Duvar English – Reuters

French President Emmanuel Macron on July 23 demanded EU sanctions against Turkey for “violations” of Greek and Cypriot waters and said the European Union should act over the crisis in Libya amid increasing Eastern Mediterranean tensions.

Turkey and Greece are at loggerheads over overlapping claims for natural gas reserves, brought into sharp focus by attempts of EU member Cyprus to explore for gas in the Eastern Mediterranean amid strong Turkish objections.

Macron’s comments came after Turkey’s navy on July 21 issued an advisory for seismic surveys in an area of sea between Cyprus and Crete, a move Greece said was an attempt by Ankara to encroach on its continental shelf.

It also comes as relations between Paris and Ankara, two NATO allies, fray, with Paris repeatedly pointing the finger at Ankara over its role in Libya.

“I stand fully behind Cyprus and Greece in the face of the Turkish violations of their sovereignty. It is unacceptable that the maritime space of [EU] member states be violated and threatened,” Macron told reporters alongside his Cypriot counterpart, Nicos Anastasiades.

“Those who are doing that must be sanctioned.”

He said it would be a “serious mistake” for the EU to not respond.

Presidential spokesperson İbrahim Kalın told a think-tank event in Brussels on July 23: “Using the language of threats of sanctions will never fly here and will have no impact on Turkey’s sovereignty or determination in pursuing the national interest.”

On July 13, EU foreign ministers agreed to prepare additional listings within the existing sanctions framework on Turkey’s drilling in the Eastern Mediterranean, as requested by Cyprus.

Macron has also criticised Turkey for months over Ankara’s role in Libya, and on July 23 said the EU should now push for sanctions.

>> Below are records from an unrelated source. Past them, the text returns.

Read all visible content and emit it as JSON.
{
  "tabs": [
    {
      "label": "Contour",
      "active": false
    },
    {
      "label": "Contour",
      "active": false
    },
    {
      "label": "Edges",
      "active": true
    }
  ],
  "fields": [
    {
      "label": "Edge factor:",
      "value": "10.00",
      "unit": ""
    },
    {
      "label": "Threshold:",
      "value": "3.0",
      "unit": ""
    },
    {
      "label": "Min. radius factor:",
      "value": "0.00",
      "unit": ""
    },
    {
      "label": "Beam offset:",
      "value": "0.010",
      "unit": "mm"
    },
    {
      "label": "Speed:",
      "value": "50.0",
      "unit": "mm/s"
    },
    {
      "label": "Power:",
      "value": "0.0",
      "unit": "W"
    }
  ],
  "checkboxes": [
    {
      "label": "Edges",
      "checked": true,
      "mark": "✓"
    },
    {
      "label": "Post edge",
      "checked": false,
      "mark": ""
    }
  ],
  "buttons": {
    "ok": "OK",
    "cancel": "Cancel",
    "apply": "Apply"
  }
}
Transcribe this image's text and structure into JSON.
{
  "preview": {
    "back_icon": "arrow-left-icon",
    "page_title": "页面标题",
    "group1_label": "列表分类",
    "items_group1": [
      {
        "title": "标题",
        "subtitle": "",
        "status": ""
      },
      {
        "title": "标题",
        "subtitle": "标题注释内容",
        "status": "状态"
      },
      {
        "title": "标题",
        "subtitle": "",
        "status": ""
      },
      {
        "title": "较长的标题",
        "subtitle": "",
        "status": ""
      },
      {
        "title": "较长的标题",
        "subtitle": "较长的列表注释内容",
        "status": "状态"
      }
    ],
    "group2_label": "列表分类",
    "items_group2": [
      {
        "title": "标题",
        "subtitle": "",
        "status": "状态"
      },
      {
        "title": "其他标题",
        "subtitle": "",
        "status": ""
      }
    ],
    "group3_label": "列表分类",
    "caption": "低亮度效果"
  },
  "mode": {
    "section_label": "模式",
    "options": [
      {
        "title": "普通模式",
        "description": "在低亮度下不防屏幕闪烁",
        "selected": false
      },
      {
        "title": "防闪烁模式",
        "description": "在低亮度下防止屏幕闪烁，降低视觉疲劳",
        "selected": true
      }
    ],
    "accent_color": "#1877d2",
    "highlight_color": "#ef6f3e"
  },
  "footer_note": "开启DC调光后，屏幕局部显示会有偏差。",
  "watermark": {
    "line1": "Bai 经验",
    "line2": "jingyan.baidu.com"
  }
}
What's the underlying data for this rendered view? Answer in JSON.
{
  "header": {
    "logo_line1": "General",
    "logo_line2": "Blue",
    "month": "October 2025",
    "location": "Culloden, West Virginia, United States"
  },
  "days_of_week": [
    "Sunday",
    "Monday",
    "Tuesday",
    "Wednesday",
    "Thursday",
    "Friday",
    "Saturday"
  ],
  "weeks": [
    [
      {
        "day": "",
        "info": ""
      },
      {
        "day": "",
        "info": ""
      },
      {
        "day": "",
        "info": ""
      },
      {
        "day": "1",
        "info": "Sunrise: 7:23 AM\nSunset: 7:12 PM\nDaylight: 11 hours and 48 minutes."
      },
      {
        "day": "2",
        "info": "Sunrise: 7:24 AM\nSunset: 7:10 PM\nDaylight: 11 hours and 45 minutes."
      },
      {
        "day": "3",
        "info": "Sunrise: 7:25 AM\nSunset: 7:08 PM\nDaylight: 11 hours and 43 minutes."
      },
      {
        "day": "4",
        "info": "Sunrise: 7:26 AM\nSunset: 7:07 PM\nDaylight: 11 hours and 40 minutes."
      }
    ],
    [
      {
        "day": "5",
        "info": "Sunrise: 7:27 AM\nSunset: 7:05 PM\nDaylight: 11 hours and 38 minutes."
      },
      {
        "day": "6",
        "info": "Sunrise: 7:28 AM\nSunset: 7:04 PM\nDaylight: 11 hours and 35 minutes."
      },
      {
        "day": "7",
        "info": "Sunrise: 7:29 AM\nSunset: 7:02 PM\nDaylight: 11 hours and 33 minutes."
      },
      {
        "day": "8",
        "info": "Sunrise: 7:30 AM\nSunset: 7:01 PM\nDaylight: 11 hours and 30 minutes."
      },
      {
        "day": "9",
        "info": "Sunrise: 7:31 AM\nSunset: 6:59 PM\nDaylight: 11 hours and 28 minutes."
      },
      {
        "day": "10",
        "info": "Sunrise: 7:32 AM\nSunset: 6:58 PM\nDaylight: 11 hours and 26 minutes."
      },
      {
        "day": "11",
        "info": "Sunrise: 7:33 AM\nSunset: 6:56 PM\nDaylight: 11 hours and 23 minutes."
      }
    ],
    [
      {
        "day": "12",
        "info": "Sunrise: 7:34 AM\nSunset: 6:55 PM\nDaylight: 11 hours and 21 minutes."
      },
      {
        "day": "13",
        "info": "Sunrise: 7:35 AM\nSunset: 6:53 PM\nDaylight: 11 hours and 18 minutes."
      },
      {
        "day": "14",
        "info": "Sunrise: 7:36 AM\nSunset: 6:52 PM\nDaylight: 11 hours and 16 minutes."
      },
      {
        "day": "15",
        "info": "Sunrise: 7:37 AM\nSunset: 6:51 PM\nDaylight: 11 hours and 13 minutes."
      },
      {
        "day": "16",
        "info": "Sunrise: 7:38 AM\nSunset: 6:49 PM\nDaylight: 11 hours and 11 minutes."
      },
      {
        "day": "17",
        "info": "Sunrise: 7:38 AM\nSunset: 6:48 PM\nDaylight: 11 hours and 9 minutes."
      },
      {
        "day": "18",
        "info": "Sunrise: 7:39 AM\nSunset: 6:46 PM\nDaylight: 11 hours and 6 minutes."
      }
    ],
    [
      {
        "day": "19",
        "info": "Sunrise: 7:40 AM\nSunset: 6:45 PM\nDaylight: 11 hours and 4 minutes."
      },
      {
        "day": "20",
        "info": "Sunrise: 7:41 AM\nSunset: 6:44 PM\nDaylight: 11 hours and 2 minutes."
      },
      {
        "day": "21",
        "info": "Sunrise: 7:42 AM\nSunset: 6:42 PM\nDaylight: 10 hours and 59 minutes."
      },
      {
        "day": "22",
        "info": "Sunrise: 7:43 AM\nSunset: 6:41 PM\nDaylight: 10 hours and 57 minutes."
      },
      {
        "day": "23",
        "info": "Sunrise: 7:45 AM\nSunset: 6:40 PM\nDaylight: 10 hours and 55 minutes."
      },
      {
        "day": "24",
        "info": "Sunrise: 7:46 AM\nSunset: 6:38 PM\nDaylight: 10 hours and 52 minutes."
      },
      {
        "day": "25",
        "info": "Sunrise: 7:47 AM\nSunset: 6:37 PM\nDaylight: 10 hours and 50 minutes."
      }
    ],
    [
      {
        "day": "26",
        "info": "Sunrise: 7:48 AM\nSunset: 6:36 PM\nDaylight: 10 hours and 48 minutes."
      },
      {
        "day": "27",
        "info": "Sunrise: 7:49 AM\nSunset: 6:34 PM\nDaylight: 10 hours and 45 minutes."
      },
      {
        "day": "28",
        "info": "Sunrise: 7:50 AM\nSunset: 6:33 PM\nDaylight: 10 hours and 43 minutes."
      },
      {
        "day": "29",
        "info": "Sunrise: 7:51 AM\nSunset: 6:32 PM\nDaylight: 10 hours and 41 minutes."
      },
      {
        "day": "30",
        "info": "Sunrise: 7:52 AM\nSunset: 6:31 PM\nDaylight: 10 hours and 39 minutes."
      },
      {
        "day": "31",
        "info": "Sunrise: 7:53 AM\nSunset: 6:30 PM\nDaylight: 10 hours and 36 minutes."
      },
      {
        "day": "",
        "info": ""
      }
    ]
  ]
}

He did not identify nations or people that should be penalized for their involvement in the North African country’s conflict.

“It [sanctions] is necessary to obtain a ceasefire and begin a real dynamic towards a political solution to the Libyan conflict,” he said.

Russia and Turkey are the key players in Libya’s conflict, where they support opposing sides. Russia, the United Arab Emirates and Egypt back the eastern-based forces of Khalifa Haftar, while Turkey has helped the Tripoli-based Government of National Accord (GNA) repel Haftar’s attempt to storm the capital.

Turkey accuses France of supporting Haftar politically, having previously given him military assistance to fight Islamist militants. Paris denies this.

Merkel ‘prevented military confrontation between Greece, Turkey’

Separately, German media reports have said that German Chancellor Angela Merkel was instrumental in preventing a military confrontation between Greece and Turkey late on July 21.

According to the newspaper Bild, navy ships and fighter jets from both countries were on standby when Merkel intervened and prevented a conflict.

The newspaper, citing anonymous sources in the German Chancellery, described in dramatic tones the moments that unfolded after the announcement of the Turkish NAVTEX for the explorations south of Kastellorizo.

It said that 18 Turkish ships had set sail for Kastellorizo and claims that developments were reminiscent of the events of the Cuban Missile Crisis in 1962, with warships from the two opposing countries “flirting” with conflict.

It added that Greek naval forces were also sent toward Kastellorizo to defend the country’s sovereignty. At noon on July 21, the Greek Navy declared a state of alarm.

“All the summer vacations of military personnel were suspended”, the statement read, while the Chief of the General Staff of the National Defense, Konstantinos Floros, hurriedly returned from Cyprus.

As the military situation was escalating, fighter jets were also on standby to intervene. Two F-16 fighter jets from the Turkish Air Force had earlier in the day flew over Kastellorizo, Bild said.

“A situation was developing that could have led at any time to escalation between the two NATO countries,” the paper said.

“Then Merkel intervened,” Bild reported, stressing that the German chancellor had last-minute telephone contacts with Turkish President Recep Tayyip Erdoğan and Greek Prime Minister Kyriakos Mitsotakis.

The contacts were completed “successfully,” according to Bild. The Turkish fleet turned and headed in another direction, it added.

Berlin confirmed that Merkel had telephone discussions with the leaders of Greece and Turkey late on July 21.

Spokeswoman Ulrike Demer said that Merkel and Erdoğan discussed “various issues, especially the situation in Libya and the Aegean and the Eastern Mediterranean, as well as various bilateral issues.”

Asked specifically if the Turkish drilling was a topic of conversation with the Turkish President, Demer said: “I can confirm that the issue was the Eastern Mediterranean.”

“Our position on the principle of drilling, on the issue of maritime borders and the exploitation of natural resources in the Eastern Mediterranean, is well known. There is also a decision on EU sanctions,” she said.